And then Bishop Carroll addresses God as justice, as the judge who will return to adjudicate the world at the end of time. Now you would think for a nation of laws, where the Judiciary speaks the final word (ask Al Gore about that one), that this would be the easy. But it is not.
For human justice is but a shadow of the judgements of a just God and “like all other mortal contrivances,” Oliver Wendall Holmes once wrote,” the courts “have to take some chances, and in the great majority of instances, no doubt, justice will be done.” But human Justice, and even our Supreme Court, is not infallible.
That’s why we’ll be back here when it snows in January, to beg our justices to value the life of every unborn child. That’s why we cringe when the definition of marriage is changed in the name of justice.
But human justice will never be perfect and no law will ever really make men good. For Christ alone is the way, the truth and the life and everyone else who puts on a black robe or even a funny wig is merely trying to look like Jesus, who is the only real judge of the world made through him.
So here we are, in the Cathedral built at the beginning of this great American experiment. An experiment which has seen its noble days, when God’s truth has, indeed, marched on. But it has also seen days of selfishness and shame.
And in the end, all we, the sons of this great land can do is ask God to help us to love with the power he puts in our hands, to give us the grace to discern his wisdom and the humility to judge others as he would judge us.
That request, at the risk of being schmaltzy, has in our own time been most popularly embraced by a song sung throughout the great wars of the last century. Allow me to conclude by quoting its opening lines as originally written by Irving Berlin almost a hundred years ago:

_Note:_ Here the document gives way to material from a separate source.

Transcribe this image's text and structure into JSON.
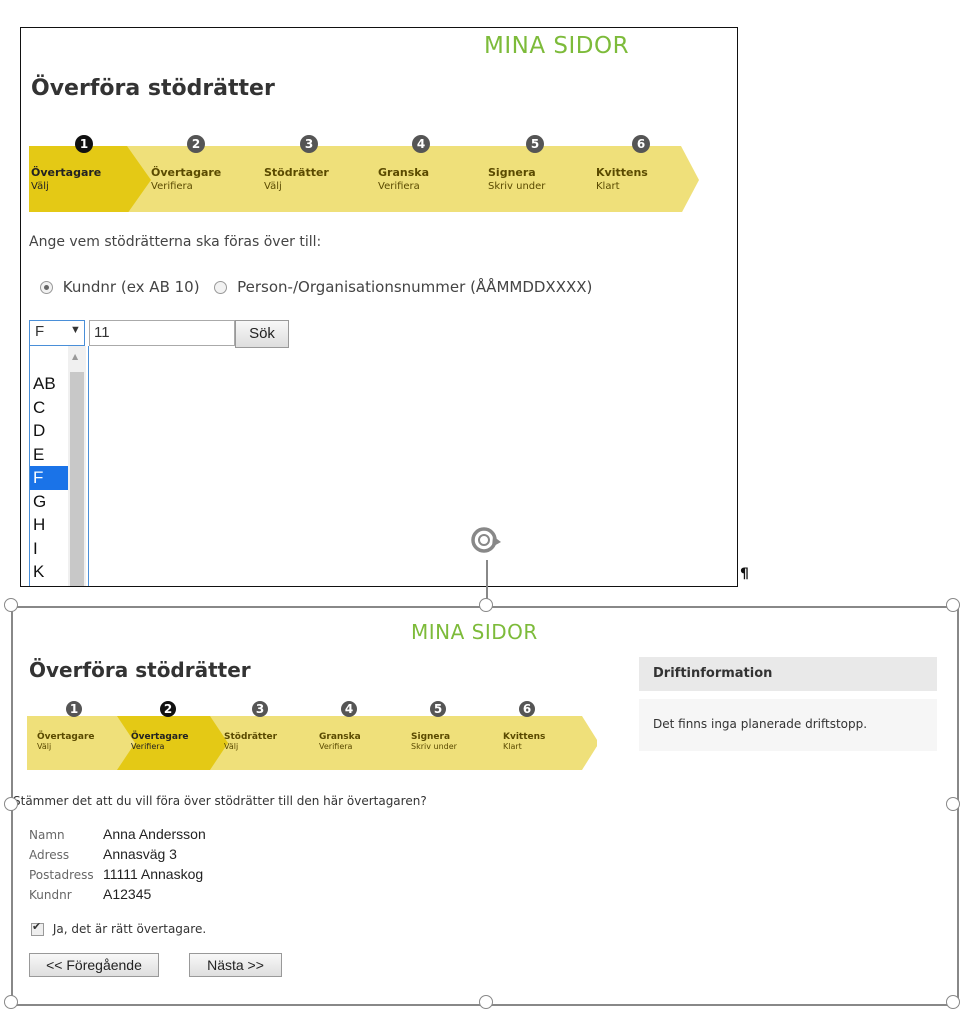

God bless America.
Land that I love.
Stand beside her and guide her